Movie shows concrete bunker cut in
half by RAAAF and Atelier de Lyon

| 7 comments

This movie shows how a redundant Second World War bunker in the Netherlands was turned into a sculptural visitor attraction by slicing it down the middle to reveal its insides.

Bunker 599 by RAAAF_dezeen_5sq

The bunker was built in 1940 to shelter up to 13 soldiers during bombing raids and the intervention by Dutch studios RAAAF and Atelier de Lyon reveals the small, dark spaces inside, which are normally hidden from view.

Bunker 599 by RAAAF_dezeen_6

The movie shows a diamond wire saw being used to cut a straight section through the centre of the monolithic structure, and a crane lifting it away to create a narrow slit.

Bunker 599 by RAAAF_dezeen_

It took 40 days to slice through the solid concrete bunker, which was one of 700 constructed along the New Dutch Waterline, a series of water-based defences used between 1815 and 1940 to protect the cities of Muiden, Utrecht, Vreeswijk and Gorinchem.

Bunker 599 by RAAAF_dezeen_

"Our aim with the project was to question the policies on monuments by doing this intervention," Ronald Rietveld of RAAAF told Dezeen, adding that the bunker was subsequently elevated from a municipal monument to a national monument and is now part of the New Dutch Waterline's bid for UNESCO World Heritage status.

Bunker 599 by RAAAF_dezeen_2

The designers also constructed a set of stairs to connect the nearby road to a path that leads through the centre of the bunker onto a wooden boardwalk raised above the flooded area.

"The pier and the piles supporting it remind them that the water surrounding them is not caused by e.g. the removal of sand but rather is a shallow water plain characteristic of the inundations in times of war," said Rietveld in a statement about the project.

Bunker 599 by RAAAF_dezeen_1

Visible from the busy A2 motorway, the bunker is part of a 20-year masterplan begun in 2000 to transform the Dutch Waterline into a national park. It was completed in 2010 but officially opened last year and recently won the Architectural Review Award 2013 for Emerging Architecture.

RAAAF previously went by the name Rietveld Landscape. Past projects by the studio include a criss-crossing bridge and a flightless spaceship.

Here's a project description from RAAAF:


Bunker 599

In a radical way this intervention sheds new light on the Dutch policy on cultural heritage. At the same, it time makes people look at their surroundings in a new way. The project lays bare two secrets of the New Dutch Waterline (NDW), a military line of defence in use from 1815 until 1940 protecting the cities of Muiden, Utrecht, Vreeswijk and Gorinchem by means of intentional flooding.

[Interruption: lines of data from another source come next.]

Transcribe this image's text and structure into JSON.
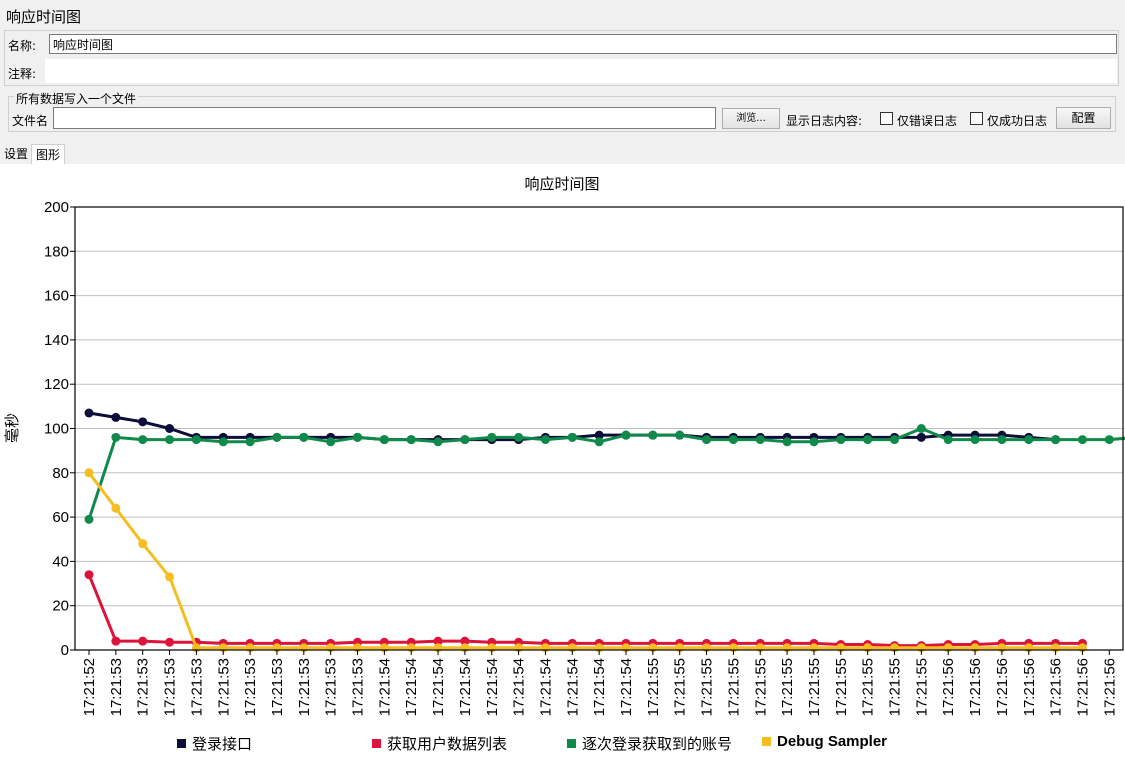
{
  "page": {
    "title": "响应时间图"
  },
  "name_panel": {
    "name_label": "名称:",
    "name_value": "响应时间图",
    "comment_label": "注释:",
    "comment_value": ""
  },
  "file_panel": {
    "legend": "所有数据写入一个文件",
    "filename_label": "文件名",
    "filename_value": "",
    "browse_label": "浏览...",
    "log_label": "显示日志内容:",
    "errors_only_label": "仅错误日志",
    "success_only_label": "仅成功日志",
    "configure_label": "配置"
  },
  "tabs": [
    {
      "label": "设置",
      "active": false
    },
    {
      "label": "图形",
      "active": true
    }
  ],
  "chart_data": {
    "type": "line",
    "title": "响应时间图",
    "ylabel": "毫秒",
    "xlabel": "",
    "ylim": [
      0,
      200
    ],
    "yticks": [
      0,
      20,
      40,
      60,
      80,
      100,
      120,
      140,
      160,
      180,
      200
    ],
    "grid": true,
    "legend_position": "bottom",
    "x": [
      "17:21:52",
      "17:21:53",
      "17:21:53",
      "17:21:53",
      "17:21:53",
      "17:21:53",
      "17:21:53",
      "17:21:53",
      "17:21:53",
      "17:21:53",
      "17:21:53",
      "17:21:54",
      "17:21:54",
      "17:21:54",
      "17:21:54",
      "17:21:54",
      "17:21:54",
      "17:21:54",
      "17:21:54",
      "17:21:54",
      "17:21:54",
      "17:21:55",
      "17:21:55",
      "17:21:55",
      "17:21:55",
      "17:21:55",
      "17:21:55",
      "17:21:55",
      "17:21:55",
      "17:21:55",
      "17:21:55",
      "17:21:55",
      "17:21:56",
      "17:21:56",
      "17:21:56",
      "17:21:56",
      "17:21:56",
      "17:21:56",
      "17:21:56",
      "17:21:56"
    ],
    "series": [
      {
        "name": "登录接口",
        "color": "#0d0d3a",
        "values": [
          107,
          105,
          103,
          100,
          96,
          96,
          96,
          96,
          96,
          96,
          96,
          95,
          95,
          95,
          95,
          95,
          95,
          96,
          96,
          97,
          97,
          97,
          97,
          96,
          96,
          96,
          96,
          96,
          96,
          96,
          96,
          96,
          97,
          97,
          97,
          96,
          95,
          null,
          null,
          null
        ]
      },
      {
        "name": "获取用户数据列表",
        "color": "#dc143c",
        "values": [
          34,
          4,
          4,
          3.5,
          3.5,
          3,
          3,
          3,
          3,
          3,
          3.5,
          3.5,
          3.5,
          4,
          4,
          3.5,
          3.5,
          3,
          3,
          3,
          3,
          3,
          3,
          3,
          3,
          3,
          3,
          3,
          2.5,
          2.5,
          2,
          2,
          2.5,
          2.5,
          3,
          3,
          3,
          3,
          null,
          null
        ]
      },
      {
        "name": "逐次登录获取到的账号",
        "color": "#108a4a",
        "values": [
          59,
          96,
          95,
          95,
          95,
          94,
          94,
          96,
          96,
          94,
          96,
          95,
          95,
          94,
          95,
          96,
          96,
          95,
          96,
          94,
          97,
          97,
          97,
          95,
          95,
          95,
          94,
          94,
          95,
          95,
          95,
          100,
          95,
          95,
          95,
          95,
          95,
          95,
          95,
          96
        ]
      },
      {
        "name": "Debug Sampler",
        "color": "#f6bd20",
        "values": [
          80,
          64,
          48,
          33,
          1,
          1,
          1,
          1,
          1,
          1,
          1,
          1,
          1,
          1,
          1,
          1,
          1,
          1,
          1,
          1,
          1,
          1,
          1,
          1,
          1,
          1,
          1,
          1,
          1,
          1,
          1,
          1,
          1,
          1,
          1,
          1,
          1,
          1,
          null,
          null
        ]
      }
    ]
  }
}
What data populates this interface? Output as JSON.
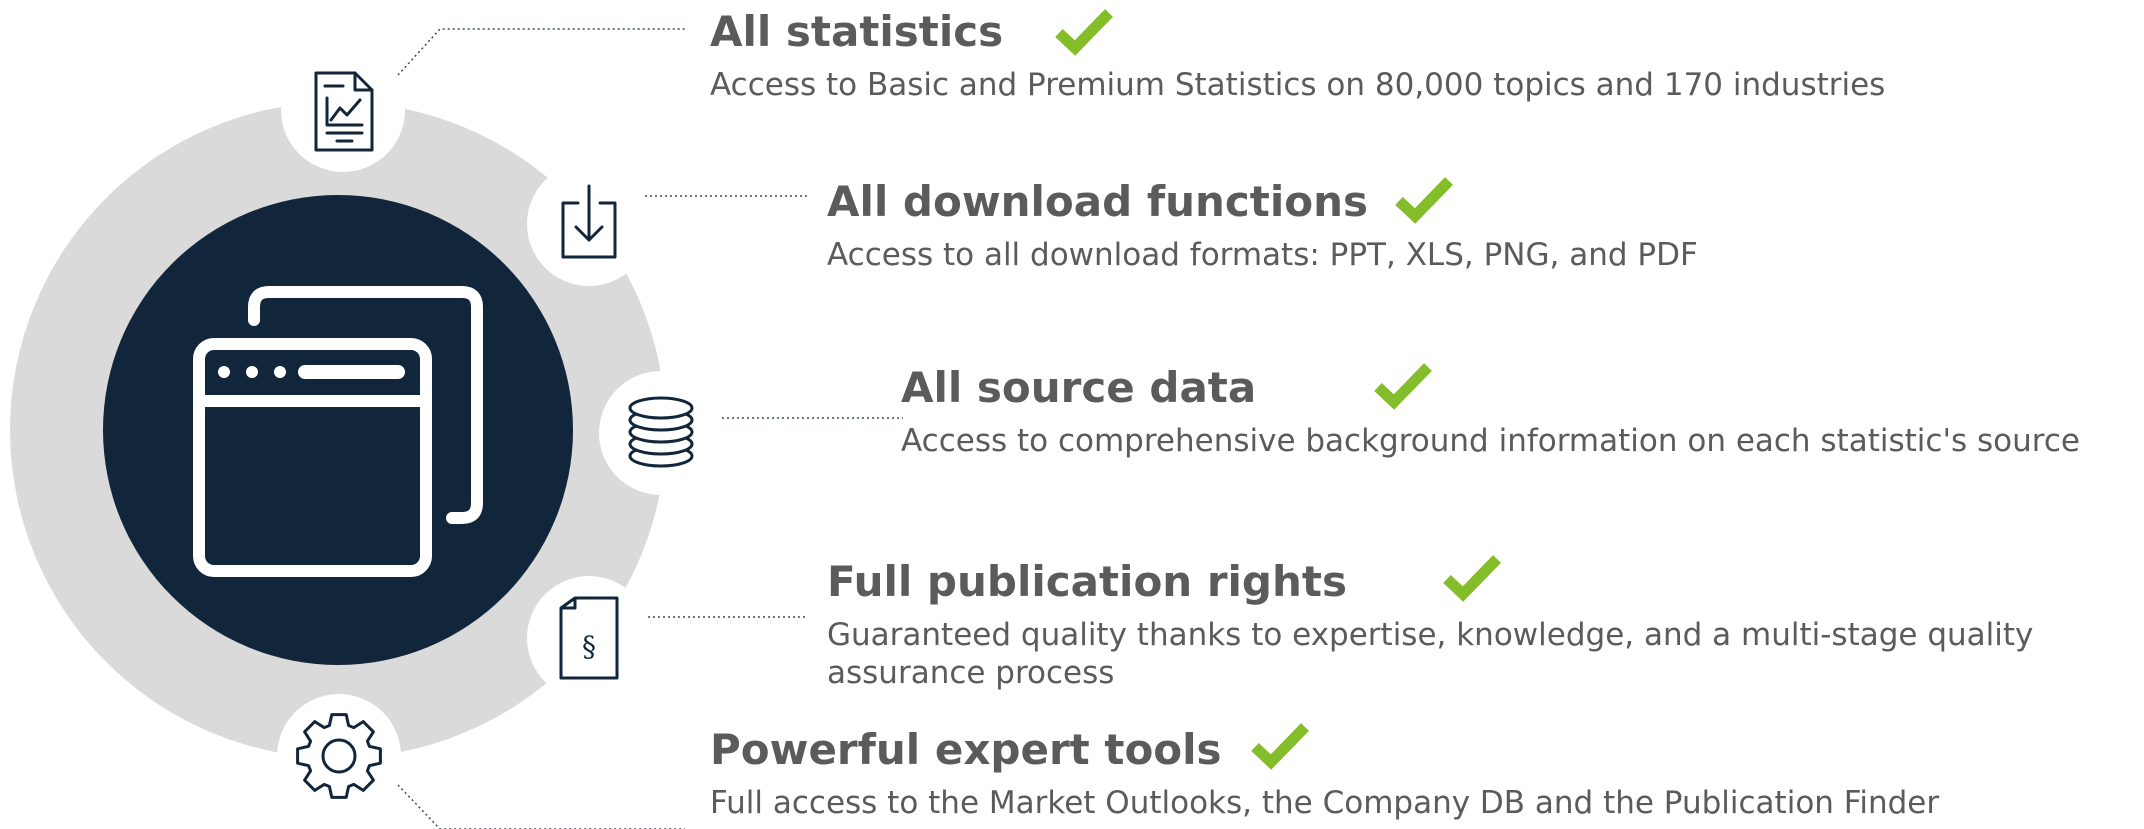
{
  "features": [
    {
      "id": "statistics",
      "title": "All statistics",
      "description": "Access to Basic and Premium Statistics on 80,000 topics and 170 industries",
      "icon": "chart-document-icon"
    },
    {
      "id": "download",
      "title": "All download functions",
      "description": "Access to all download formats: PPT, XLS, PNG, and PDF",
      "icon": "download-icon"
    },
    {
      "id": "source",
      "title": "All source data",
      "description": "Access to comprehensive background information on each statistic's source",
      "icon": "database-icon"
    },
    {
      "id": "publication",
      "title": "Full publication rights",
      "description": "Guaranteed quality thanks to expertise, knowledge, and a multi-stage quality assurance process",
      "icon": "legal-document-icon"
    },
    {
      "id": "tools",
      "title": "Powerful expert tools",
      "description": "Full access to the Market Outlooks, the Company DB and the Publication Finder",
      "icon": "gear-icon"
    }
  ],
  "center_icon": "browser-windows-icon",
  "colors": {
    "navy": "#11253b",
    "ring": "#dadada",
    "check": "#84bd2a",
    "text": "#5b5b5b",
    "connector": "#3a4a5c"
  }
}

A seemingly indestructible bunker with monumental status is sliced open. The design thereby opens up the minuscule interior of one of NDW’s 700 bunkers, the insides of which are normally cut off from view completely. In addition, a long wooden boardwalk cuts through the extremely heavy construction. It leads visitors to a flooded area and to the footpaths of the adjacent natural reserve. The pier and the piles supporting it remind them that the water surrounding them is not caused by e.g. the removal of sand but rather is a shallow water plain characteristic of the inundations in times of war.

The sliced up bunker forms a publicly accessible attraction for visitors of the NDW. It is moreover visible from the A2 highway and can thus also be seen by tens of thousands of passers-by each day. The project is part of the overall strategy of RAAAF | Atelier de Lyon to make this unique part of Dutch history accessible and tangible for a wide variety of visitors. Paradoxically, after the intervention Bunker 599 became a Dutch national monument.

  • Chris Hopkinson

    Thoughts, and diamond wire can cut through anything.

  • uldis

    Gordon Matta Clark rules!

  • Ciarán Ferrie

    Reminiscent of Scott Tallon Walker and Michael Warren’s Tulach a’ tSolais Memorial: http://www.stwarchitects.com/project-information.php?p=09672

  • Ray K

    Another piece of history destroyed!

    • Chris

      Most bunkers are used as crack dens, so this makes a refreshing change!

    • Sam

      Come on, it’s a generic concrete bunker, don’t be so over sentimental. In fact, by doing this, the studio have made many people more aware of this piece of history, and given them an entirely new view.

  • ππαπ

    For some reason, it reminds me of Heidegger’s bridge.